(WHAT IS REQUIRED):
Set down every entry once more, exactly as it appears.

(Page and application data records):
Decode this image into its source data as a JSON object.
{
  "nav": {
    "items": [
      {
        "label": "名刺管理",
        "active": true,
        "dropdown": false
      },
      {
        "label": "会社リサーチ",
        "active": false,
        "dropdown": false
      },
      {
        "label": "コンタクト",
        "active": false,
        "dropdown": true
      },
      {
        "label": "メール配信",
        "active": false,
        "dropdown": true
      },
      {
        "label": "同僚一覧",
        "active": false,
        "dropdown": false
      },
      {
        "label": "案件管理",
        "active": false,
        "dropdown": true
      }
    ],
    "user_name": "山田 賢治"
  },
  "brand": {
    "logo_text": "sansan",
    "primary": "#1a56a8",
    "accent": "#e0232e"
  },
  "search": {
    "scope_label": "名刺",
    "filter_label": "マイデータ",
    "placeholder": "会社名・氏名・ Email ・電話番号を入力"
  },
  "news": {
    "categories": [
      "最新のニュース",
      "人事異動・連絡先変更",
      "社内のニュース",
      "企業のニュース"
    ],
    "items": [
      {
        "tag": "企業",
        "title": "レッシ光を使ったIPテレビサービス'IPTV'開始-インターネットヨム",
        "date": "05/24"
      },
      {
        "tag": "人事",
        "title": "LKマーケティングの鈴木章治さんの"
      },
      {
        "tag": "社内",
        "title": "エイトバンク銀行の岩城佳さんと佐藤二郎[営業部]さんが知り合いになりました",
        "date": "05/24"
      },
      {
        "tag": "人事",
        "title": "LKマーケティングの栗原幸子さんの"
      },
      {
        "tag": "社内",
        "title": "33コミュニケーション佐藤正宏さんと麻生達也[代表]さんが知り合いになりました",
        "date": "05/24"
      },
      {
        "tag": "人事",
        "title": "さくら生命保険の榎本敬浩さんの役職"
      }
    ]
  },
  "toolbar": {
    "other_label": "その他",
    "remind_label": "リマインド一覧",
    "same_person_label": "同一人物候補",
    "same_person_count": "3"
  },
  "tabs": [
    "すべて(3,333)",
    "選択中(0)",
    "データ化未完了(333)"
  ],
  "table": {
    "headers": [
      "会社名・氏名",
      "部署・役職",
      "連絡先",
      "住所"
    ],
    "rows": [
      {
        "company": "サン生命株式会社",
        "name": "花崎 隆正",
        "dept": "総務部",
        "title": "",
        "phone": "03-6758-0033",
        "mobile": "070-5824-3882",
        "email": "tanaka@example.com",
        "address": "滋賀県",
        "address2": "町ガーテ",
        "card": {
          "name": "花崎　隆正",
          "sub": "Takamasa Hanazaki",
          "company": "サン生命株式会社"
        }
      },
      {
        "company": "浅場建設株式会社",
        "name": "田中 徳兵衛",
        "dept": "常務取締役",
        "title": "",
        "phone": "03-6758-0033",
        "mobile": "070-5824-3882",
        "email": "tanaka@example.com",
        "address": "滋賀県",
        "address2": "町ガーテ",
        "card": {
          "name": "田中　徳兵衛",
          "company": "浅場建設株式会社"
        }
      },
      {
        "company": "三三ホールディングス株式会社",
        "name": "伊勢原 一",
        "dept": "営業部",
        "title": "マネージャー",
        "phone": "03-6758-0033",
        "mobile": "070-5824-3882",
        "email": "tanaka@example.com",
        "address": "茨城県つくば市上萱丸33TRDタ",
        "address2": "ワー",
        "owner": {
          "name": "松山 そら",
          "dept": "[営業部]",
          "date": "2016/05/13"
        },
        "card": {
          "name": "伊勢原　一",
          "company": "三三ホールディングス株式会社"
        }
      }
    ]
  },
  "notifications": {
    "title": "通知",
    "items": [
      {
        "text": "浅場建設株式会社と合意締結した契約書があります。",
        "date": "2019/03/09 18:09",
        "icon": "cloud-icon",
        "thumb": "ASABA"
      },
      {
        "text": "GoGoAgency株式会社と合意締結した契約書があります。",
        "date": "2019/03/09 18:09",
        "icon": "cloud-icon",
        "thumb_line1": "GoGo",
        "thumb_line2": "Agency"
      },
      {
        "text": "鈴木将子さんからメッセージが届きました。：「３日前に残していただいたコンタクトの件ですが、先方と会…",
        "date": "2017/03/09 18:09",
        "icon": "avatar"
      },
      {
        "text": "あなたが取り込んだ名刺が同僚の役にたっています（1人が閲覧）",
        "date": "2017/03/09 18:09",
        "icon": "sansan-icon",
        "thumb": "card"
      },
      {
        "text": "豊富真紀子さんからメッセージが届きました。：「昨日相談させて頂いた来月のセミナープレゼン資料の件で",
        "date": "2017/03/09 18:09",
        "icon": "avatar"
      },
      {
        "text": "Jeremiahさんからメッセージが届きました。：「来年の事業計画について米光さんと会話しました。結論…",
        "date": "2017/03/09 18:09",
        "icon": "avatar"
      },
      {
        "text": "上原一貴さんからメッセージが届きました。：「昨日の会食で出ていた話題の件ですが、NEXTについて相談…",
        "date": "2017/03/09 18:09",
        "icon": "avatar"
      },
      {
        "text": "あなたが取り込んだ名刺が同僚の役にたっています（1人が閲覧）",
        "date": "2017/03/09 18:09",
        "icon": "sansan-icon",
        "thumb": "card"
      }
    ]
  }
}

(THE ANSWER):
Decode this image into its source data as a JSON object.
{
  "nav": {
    "items": [
      {
        "label": "名刺管理",
        "active": true,
        "dropdown": false
      },
      {
        "label": "会社リサーチ",
        "active": false,
        "dropdown": false
      },
      {
        "label": "コンタクト",
        "active": false,
        "dropdown": true
      },
      {
        "label": "メール配信",
        "active": false,
        "dropdown": true
      },
      {
        "label": "同僚一覧",
        "active": false,
        "dropdown": false
      },
      {
        "label": "案件管理",
        "active": false,
        "dropdown": true
      }
    ],
    "user_name": "山田 賢治"
  },
  "brand": {
    "logo_text": "sansan",
    "primary": "#1a56a8",
    "accent": "#e0232e"
  },
  "search": {
    "scope_label": "名刺",
    "filter_label": "マイデータ",
    "placeholder": "会社名・氏名・ Email ・電話番号を入力"
  },
  "news": {
    "categories": [
      "最新のニュース",
      "人事異動・連絡先変更",
      "社内のニュース",
      "企業のニュース"
    ],
    "items": [
      {
        "tag": "企業",
        "title": "レッシ光を使ったIPテレビサービス'IPTV'開始-インターネットヨム",
        "date": "05/24"
      },
      {
        "tag": "人事",
        "title": "LKマーケティングの鈴木章治さんの"
      },
      {
        "tag": "社内",
        "title": "エイトバンク銀行の岩城佳さんと佐藤二郎[営業部]さんが知り合いになりました",
        "date": "05/24"
      },
      {
        "tag": "人事",
        "title": "LKマーケティングの栗原幸子さんの"
      },
      {
        "tag": "社内",
        "title": "33コミュニケーション佐藤正宏さんと麻生達也[代表]さんが知り合いになりました",
        "date": "05/24"
      },
      {
        "tag": "人事",
        "title": "さくら生命保険の榎本敬浩さんの役職"
      }
    ]
  },
  "toolbar": {
    "other_label": "その他",
    "remind_label": "リマインド一覧",
    "same_person_label": "同一人物候補",
    "same_person_count": "3"
  },
  "tabs": [
    "すべて(3,333)",
    "選択中(0)",
    "データ化未完了(333)"
  ],
  "table": {
    "headers": [
      "会社名・氏名",
      "部署・役職",
      "連絡先",
      "住所"
    ],
    "rows": [
      {
        "company": "サン生命株式会社",
        "name": "花崎 隆正",
        "dept": "総務部",
        "title": "",
        "phone": "03-6758-0033",
        "mobile": "070-5824-3882",
        "email": "tanaka@example.com",
        "address": "滋賀県",
        "address2": "町ガーテ",
        "card": {
          "name": "花崎　隆正",
          "sub": "Takamasa Hanazaki",
          "company": "サン生命株式会社"
        }
      },
      {
        "company": "浅場建設株式会社",
        "name": "田中 徳兵衛",
        "dept": "常務取締役",
        "title": "",
        "phone": "03-6758-0033",
        "mobile": "070-5824-3882",
        "email": "tanaka@example.com",
        "address": "滋賀県",
        "address2": "町ガーテ",
        "card": {
          "name": "田中　徳兵衛",
          "company": "浅場建設株式会社"
        }
      },
      {
        "company": "三三ホールディングス株式会社",
        "name": "伊勢原 一",
        "dept": "営業部",
        "title": "マネージャー",
        "phone": "03-6758-0033",
        "mobile": "070-5824-3882",
        "email": "tanaka@example.com",
        "address": "茨城県つくば市上萱丸33TRDタ",
        "address2": "ワー",
        "owner": {
          "name": "松山 そら",
          "dept": "[営業部]",
          "date": "2016/05/13"
        },
        "card": {
          "name": "伊勢原　一",
          "company": "三三ホールディングス株式会社"
        }
      }
    ]
  },
  "notifications": {
    "title": "通知",
    "items": [
      {
        "text": "浅場建設株式会社と合意締結した契約書があります。",
        "date": "2019/03/09 18:09",
        "icon": "cloud-icon",
        "thumb": "ASABA"
      },
      {
        "text": "GoGoAgency株式会社と合意締結した契約書があります。",
        "date": "2019/03/09 18:09",
        "icon": "cloud-icon",
        "thumb_line1": "GoGo",
        "thumb_line2": "Agency"
      },
      {
        "text": "鈴木将子さんからメッセージが届きました。：「３日前に残していただいたコンタクトの件ですが、先方と会…",
        "date": "2017/03/09 18:09",
        "icon": "avatar"
      },
      {
        "text": "あなたが取り込んだ名刺が同僚の役にたっています（1人が閲覧）",
        "date": "2017/03/09 18:09",
        "icon": "sansan-icon",
        "thumb": "card"
      },
      {
        "text": "豊富真紀子さんからメッセージが届きました。：「昨日相談させて頂いた来月のセミナープレゼン資料の件で",
        "date": "2017/03/09 18:09",
        "icon": "avatar"
      },
      {
        "text": "Jeremiahさんからメッセージが届きました。：「来年の事業計画について米光さんと会話しました。結論…",
        "date": "2017/03/09 18:09",
        "icon": "avatar"
      },
      {
        "text": "上原一貴さんからメッセージが届きました。：「昨日の会食で出ていた話題の件ですが、NEXTについて相談…",
        "date": "2017/03/09 18:09",
        "icon": "avatar"
      },
      {
        "text": "あなたが取り込んだ名刺が同僚の役にたっています（1人が閲覧）",
        "date": "2017/03/09 18:09",
        "icon": "sansan-icon",
        "thumb": "card"
      }
    ]
  }
}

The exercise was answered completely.